BEGIN GIVEN INFORMATION
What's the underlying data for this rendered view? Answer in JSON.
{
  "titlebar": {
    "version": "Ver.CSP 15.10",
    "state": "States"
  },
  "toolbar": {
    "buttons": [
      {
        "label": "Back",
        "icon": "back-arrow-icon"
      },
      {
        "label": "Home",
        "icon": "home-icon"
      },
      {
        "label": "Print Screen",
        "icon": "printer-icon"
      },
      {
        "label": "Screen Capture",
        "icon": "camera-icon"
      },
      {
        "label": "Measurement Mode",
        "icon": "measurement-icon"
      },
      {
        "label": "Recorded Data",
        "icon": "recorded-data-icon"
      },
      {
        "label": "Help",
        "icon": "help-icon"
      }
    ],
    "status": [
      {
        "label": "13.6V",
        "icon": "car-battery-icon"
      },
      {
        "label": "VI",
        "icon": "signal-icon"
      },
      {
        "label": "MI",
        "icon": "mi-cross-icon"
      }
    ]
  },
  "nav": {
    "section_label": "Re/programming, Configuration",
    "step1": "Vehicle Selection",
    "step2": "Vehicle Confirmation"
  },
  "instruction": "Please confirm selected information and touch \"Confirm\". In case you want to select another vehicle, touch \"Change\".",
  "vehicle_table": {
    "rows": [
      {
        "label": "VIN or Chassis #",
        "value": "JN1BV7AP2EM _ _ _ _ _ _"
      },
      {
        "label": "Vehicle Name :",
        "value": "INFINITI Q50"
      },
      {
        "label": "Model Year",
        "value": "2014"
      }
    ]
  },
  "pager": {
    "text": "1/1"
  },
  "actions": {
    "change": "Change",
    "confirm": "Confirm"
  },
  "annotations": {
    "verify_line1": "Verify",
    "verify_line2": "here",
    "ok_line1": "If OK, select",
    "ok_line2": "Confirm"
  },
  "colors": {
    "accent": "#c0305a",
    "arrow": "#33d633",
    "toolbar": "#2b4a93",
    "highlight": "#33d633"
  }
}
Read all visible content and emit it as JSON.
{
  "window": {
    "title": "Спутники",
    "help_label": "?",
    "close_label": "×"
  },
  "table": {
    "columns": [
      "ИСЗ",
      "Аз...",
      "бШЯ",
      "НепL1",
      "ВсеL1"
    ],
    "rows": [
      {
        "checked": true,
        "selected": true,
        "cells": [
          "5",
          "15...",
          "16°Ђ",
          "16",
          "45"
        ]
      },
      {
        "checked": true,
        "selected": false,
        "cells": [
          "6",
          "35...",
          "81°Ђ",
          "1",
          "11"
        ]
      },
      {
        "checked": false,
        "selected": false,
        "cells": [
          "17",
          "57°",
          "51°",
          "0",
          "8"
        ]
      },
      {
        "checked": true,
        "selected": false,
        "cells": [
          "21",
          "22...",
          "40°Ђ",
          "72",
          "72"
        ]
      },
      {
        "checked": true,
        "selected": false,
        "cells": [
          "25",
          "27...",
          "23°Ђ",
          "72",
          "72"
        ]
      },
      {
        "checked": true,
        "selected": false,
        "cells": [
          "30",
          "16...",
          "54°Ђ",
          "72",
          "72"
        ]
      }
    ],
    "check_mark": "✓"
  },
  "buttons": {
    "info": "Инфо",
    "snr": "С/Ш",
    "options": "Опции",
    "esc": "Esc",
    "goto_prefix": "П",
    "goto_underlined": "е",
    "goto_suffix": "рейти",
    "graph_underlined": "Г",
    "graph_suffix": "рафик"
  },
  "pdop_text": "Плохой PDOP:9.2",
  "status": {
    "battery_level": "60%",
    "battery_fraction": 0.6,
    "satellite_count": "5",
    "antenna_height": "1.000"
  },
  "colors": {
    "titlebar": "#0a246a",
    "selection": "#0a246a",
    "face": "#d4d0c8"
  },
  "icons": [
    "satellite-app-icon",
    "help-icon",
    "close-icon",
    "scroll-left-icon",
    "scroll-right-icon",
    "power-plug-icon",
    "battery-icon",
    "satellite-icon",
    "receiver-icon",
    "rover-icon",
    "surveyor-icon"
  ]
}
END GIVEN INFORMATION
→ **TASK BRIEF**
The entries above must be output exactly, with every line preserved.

→ **OUTPUT BELOW**
What's the underlying data for this rendered view? Answer in JSON.
{
  "titlebar": {
    "version": "Ver.CSP 15.10",
    "state": "States"
  },
  "toolbar": {
    "buttons": [
      {
        "label": "Back",
        "icon": "back-arrow-icon"
      },
      {
        "label": "Home",
        "icon": "home-icon"
      },
      {
        "label": "Print Screen",
        "icon": "printer-icon"
      },
      {
        "label": "Screen Capture",
        "icon": "camera-icon"
      },
      {
        "label": "Measurement Mode",
        "icon": "measurement-icon"
      },
      {
        "label": "Recorded Data",
        "icon": "recorded-data-icon"
      },
      {
        "label": "Help",
        "icon": "help-icon"
      }
    ],
    "status": [
      {
        "label": "13.6V",
        "icon": "car-battery-icon"
      },
      {
        "label": "VI",
        "icon": "signal-icon"
      },
      {
        "label": "MI",
        "icon": "mi-cross-icon"
      }
    ]
  },
  "nav": {
    "section_label": "Re/programming, Configuration",
    "step1": "Vehicle Selection",
    "step2": "Vehicle Confirmation"
  },
  "instruction": "Please confirm selected information and touch \"Confirm\". In case you want to select another vehicle, touch \"Change\".",
  "vehicle_table": {
    "rows": [
      {
        "label": "VIN or Chassis #",
        "value": "JN1BV7AP2EM _ _ _ _ _ _"
      },
      {
        "label": "Vehicle Name :",
        "value": "INFINITI Q50"
      },
      {
        "label": "Model Year",
        "value": "2014"
      }
    ]
  },
  "pager": {
    "text": "1/1"
  },
  "actions": {
    "change": "Change",
    "confirm": "Confirm"
  },
  "annotations": {
    "verify_line1": "Verify",
    "verify_line2": "here",
    "ok_line1": "If OK, select",
    "ok_line2": "Confirm"
  },
  "colors": {
    "accent": "#c0305a",
    "arrow": "#33d633",
    "toolbar": "#2b4a93",
    "highlight": "#33d633"
  }
}
Read all visible content and emit it as JSON.
{
  "window": {
    "title": "Спутники",
    "help_label": "?",
    "close_label": "×"
  },
  "table": {
    "columns": [
      "ИСЗ",
      "Аз...",
      "бШЯ",
      "НепL1",
      "ВсеL1"
    ],
    "rows": [
      {
        "checked": true,
        "selected": true,
        "cells": [
          "5",
          "15...",
          "16°Ђ",
          "16",
          "45"
        ]
      },
      {
        "checked": true,
        "selected": false,
        "cells": [
          "6",
          "35...",
          "81°Ђ",
          "1",
          "11"
        ]
      },
      {
        "checked": false,
        "selected": false,
        "cells": [
          "17",
          "57°",
          "51°",
          "0",
          "8"
        ]
      },
      {
        "checked": true,
        "selected": false,
        "cells": [
          "21",
          "22...",
          "40°Ђ",
          "72",
          "72"
        ]
      },
      {
        "checked": true,
        "selected": false,
        "cells": [
          "25",
          "27...",
          "23°Ђ",
          "72",
          "72"
        ]
      },
      {
        "checked": true,
        "selected": false,
        "cells": [
          "30",
          "16...",
          "54°Ђ",
          "72",
          "72"
        ]
      }
    ],
    "check_mark": "✓"
  },
  "buttons": {
    "info": "Инфо",
    "snr": "С/Ш",
    "options": "Опции",
    "esc": "Esc",
    "goto_prefix": "П",
    "goto_underlined": "е",
    "goto_suffix": "рейти",
    "graph_underlined": "Г",
    "graph_suffix": "рафик"
  },
  "pdop_text": "Плохой PDOP:9.2",
  "status": {
    "battery_level": "60%",
    "battery_fraction": 0.6,
    "satellite_count": "5",
    "antenna_height": "1.000"
  },
  "colors": {
    "titlebar": "#0a246a",
    "selection": "#0a246a",
    "face": "#d4d0c8"
  },
  "icons": [
    "satellite-app-icon",
    "help-icon",
    "close-icon",
    "scroll-left-icon",
    "scroll-right-icon",
    "power-plug-icon",
    "battery-icon",
    "satellite-icon",
    "receiver-icon",
    "rover-icon",
    "surveyor-icon"
  ]
}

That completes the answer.